As always, massive spoilers.
Needless to say, more spoilers for the whole story of Xenoblade abound below the jump.
This will naturally be a spoiler-heavy post, so look away if you want Xenoblade‘s story to remain a surprise. I’ve been trying to understand the ending for about two weeks and so far I’m left with many more questions than answers.
Of all the decisions that game developers and publishers make, none baffles me more than changing names for change’s own sake during localization. Altering a creator’s work requires justification: the name “Tina” in Final Fantasy VI was intended to sound foreign and mysterious to Japanese audiences but wouldn’t have that effect in North America, so it was changed to “Terra.” People can debate the legitimacy of the reasoning behind that change and explain why they don’t believe it was necessary, especially with the benefit of hindsight; they might say that names like Mario, Luigi, Link, and Cloud are universal, that the name “Cid” is a constant in the Final Fantasy series, or that Tales games regularly use names like Natalia, Chester, Lloyd, and Rita for both English and Japanese with few fan complaints. What no one can argue is the fact that reasoning for the name Terra existed. Thought went into it and so I don’t dispute her name change.
On the far opposite end is the inconsistency of Pokémon naming. For the most part, the series localizes names so that whether English-speaking players are six or sixty, they know that a Bulbasaur is a dinosaur with a bulb. However, the name Pikachu carried over along with other names and portmanteaus like Jirachi, Rayquaza, Lucario, and Pachirisu. The question is why they didn’t change and the answer is—a mystery.
Just as much of a mystery is why Japanese names that would already make sense to English speakers sometimes get changed. Above are a chinchilla Pokémon and its evolution, known as Chillarmy and Chillaccino in the Japanese games, but as Minccino and Cinccino in the English games. The question isn’t whether the changed names are good or bad, but why the changed names are. If anything, “Chillarmy” is likely more easy to pronounce for nine-year-old native English speakers than “Minccino”.
The Final Fantasy VI opera scene: my proof positive that nostalgia has little hold over me. I only needed one look at the GBA version to throw the above lyrics out of my heart.
“Because we can” is a poor argument to change lines—after all, you “can” also not change them—but I’m not a purist. I have my preferences only independently of faithfulness to the original. I don’t know or care which version of Dragon Quest IV is closer to the original, but I do know that I prefer the NES localization over the DS re-localization. I also know that, with only a couple of exceptions, I prefer the SNES localization of Final Fantasy VI over the GBA re-localization that Square-Enix certainly stated was more faithful.
Above all, I believe one thing about localizations: that they should see their ideas through.
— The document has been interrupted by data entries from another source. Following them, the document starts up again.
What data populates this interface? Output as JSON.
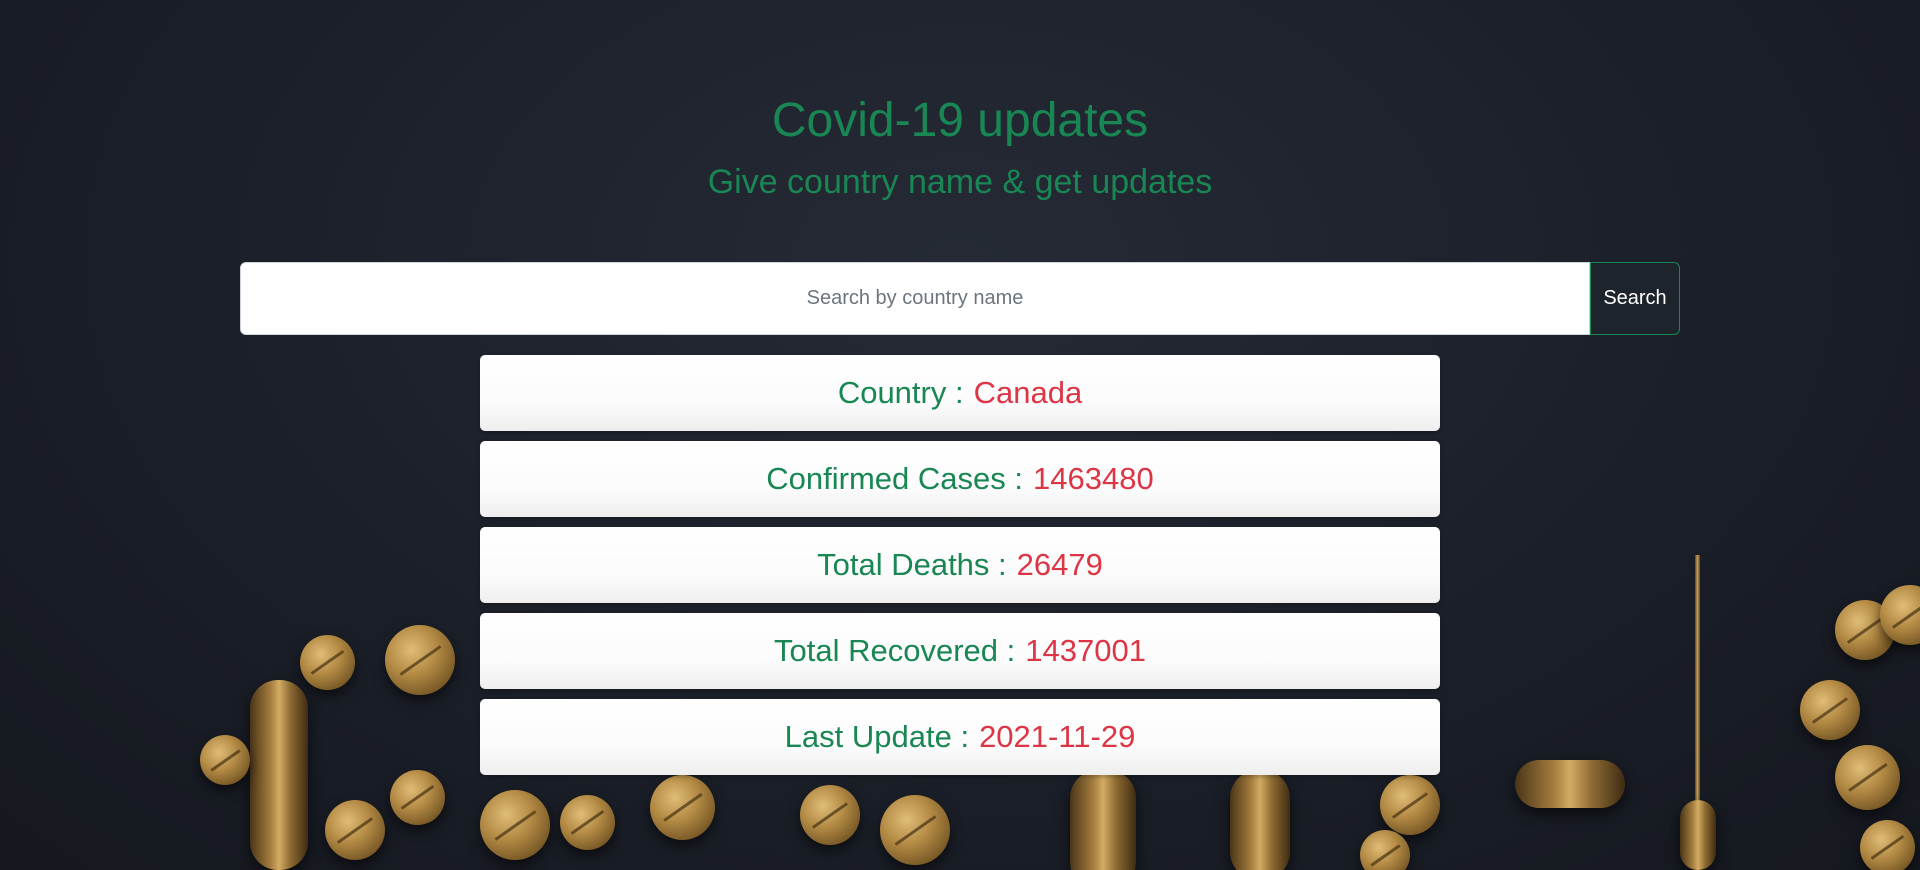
{
  "header": {
    "title": "Covid-19 updates",
    "subtitle": "Give country name & get updates"
  },
  "search": {
    "placeholder": "Search by country name",
    "value": "",
    "button_label": "Search"
  },
  "results": [
    {
      "label": "Country :",
      "value": "Canada"
    },
    {
      "label": "Confirmed Cases :",
      "value": "1463480"
    },
    {
      "label": "Total Deaths :",
      "value": "26479"
    },
    {
      "label": "Total Recovered :",
      "value": "1437001"
    },
    {
      "label": "Last Update :",
      "value": "2021-11-29"
    }
  ],
  "colors": {
    "heading": "#198754",
    "value": "#dc3545",
    "background": "#1b1f28",
    "card": "#ffffff"
  }
}
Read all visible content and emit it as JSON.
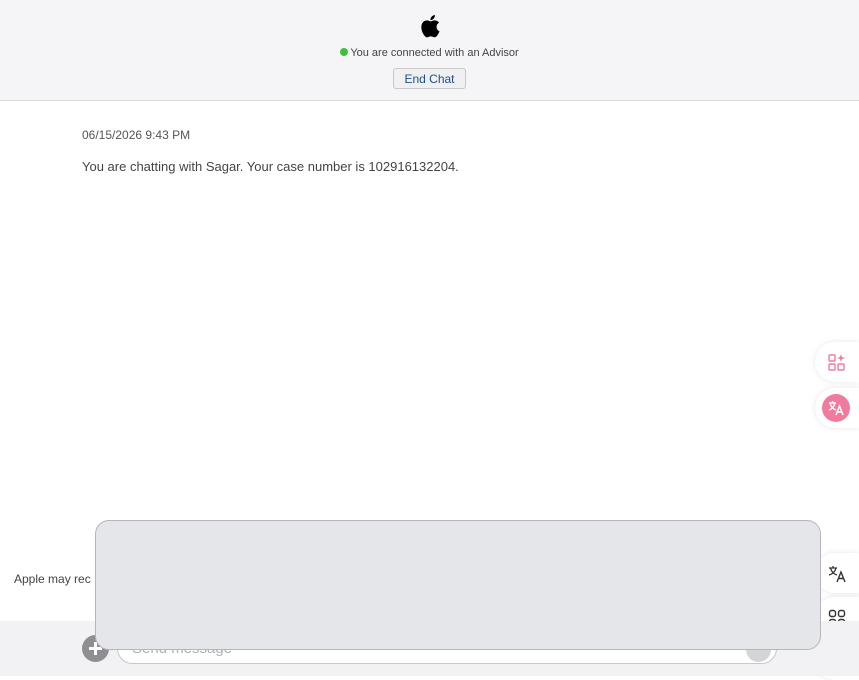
{
  "header": {
    "logo_icon": "apple-logo-icon",
    "status_text": "You are connected with an Advisor",
    "status_color": "#3fbf3f",
    "end_chat_label": "End Chat"
  },
  "chat": {
    "timestamp": "06/15/2026 9:43 PM",
    "message": "You are chatting with Sagar. Your case number is 102916132204."
  },
  "footer": {
    "disclaimer": "Apple may rec",
    "input_placeholder": "Send message",
    "add_icon": "plus-icon",
    "send_icon": "send-icon"
  },
  "side_tools": [
    {
      "icon": "apps-sparkle-icon"
    },
    {
      "icon": "translate-pink-icon",
      "color": "#f07b9c"
    },
    {
      "icon": "translate-icon"
    },
    {
      "icon": "grid-icon"
    },
    {
      "icon": "assistant-face-icon"
    }
  ]
}
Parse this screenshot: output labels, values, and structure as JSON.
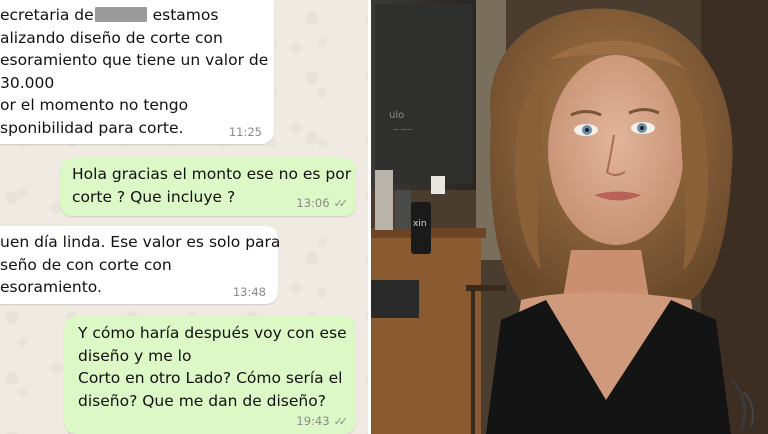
{
  "messages": {
    "m1": {
      "line1_before": "ecretaria de",
      "line1_after": " estamos",
      "line2": "alizando diseño de corte con",
      "line3": "esoramiento que tiene un valor de",
      "line4": "30.000",
      "line5": "or el momento no tengo",
      "line6": "sponibilidad para corte.",
      "time": "11:25"
    },
    "m2": {
      "text": "Hola gracias el monto ese no es por\ncorte ? Que incluye ?",
      "time": "13:06"
    },
    "m3": {
      "text": "uen día linda. Ese valor es solo para\nseño de con corte con\nesoramiento.",
      "time": "13:48"
    },
    "m4": {
      "text": "Y cómo haría después voy con ese\ndiseño y me lo\nCorto en otro Lado? Cómo sería el\ndiseño? Que me dan de diseño?",
      "time": "19:43"
    }
  },
  "photo": {
    "shirt_text": "xin"
  },
  "colors": {
    "chat_background": "#efeae2",
    "incoming_bubble": "#ffffff",
    "outgoing_bubble": "#dcf8c6"
  }
}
I may not like the all-over-the-map accents of Dragon Quest IV, but I admire that the team had a vision and ran with it to the greatest extent. Even though I didn’t like it once, that same willingness to change things worked wonders for me with Dragon Quest IX‘s alliteration-rich translation. If Cherry Tree High Comedy Club went all the way to whitewash every Japan-related reference out of the dialogue, I wouldn’t have liked that decision but I could at least say that it wasn’t a house divided. If only legendary Pokémon kept Japanese names and the names of ordinary Pokémon always changed, there would be a certain clarity to the series’ naming conventions.
Just as every spell or special move should be created with a purpose, every word in a game script should be put in with a purpose—and that holds true whether the word is being written on a blank sheet or translated from another language.
Every gamer recognizes the healing room signal: a showdown awaits. No excuses, only battle. What if every room heals the characters? Despite their many differences, Xenoblade and Ys feature automatic health regeneration anywhere in the world, shaping their every enemy. When developers expect that a player will generally be at about 40% HP, they’re more likely to design enemies who can be defeated by characters at about 40% HP. Guess how this works when a player will generally be at 100%!
When heroes always have their full health, villains always use their full strength. Keeping players’ heroes in optimal condition is like throwing down a gauntlet: it announces that everything, everywhere, knows how to kill them and will cut loose trying.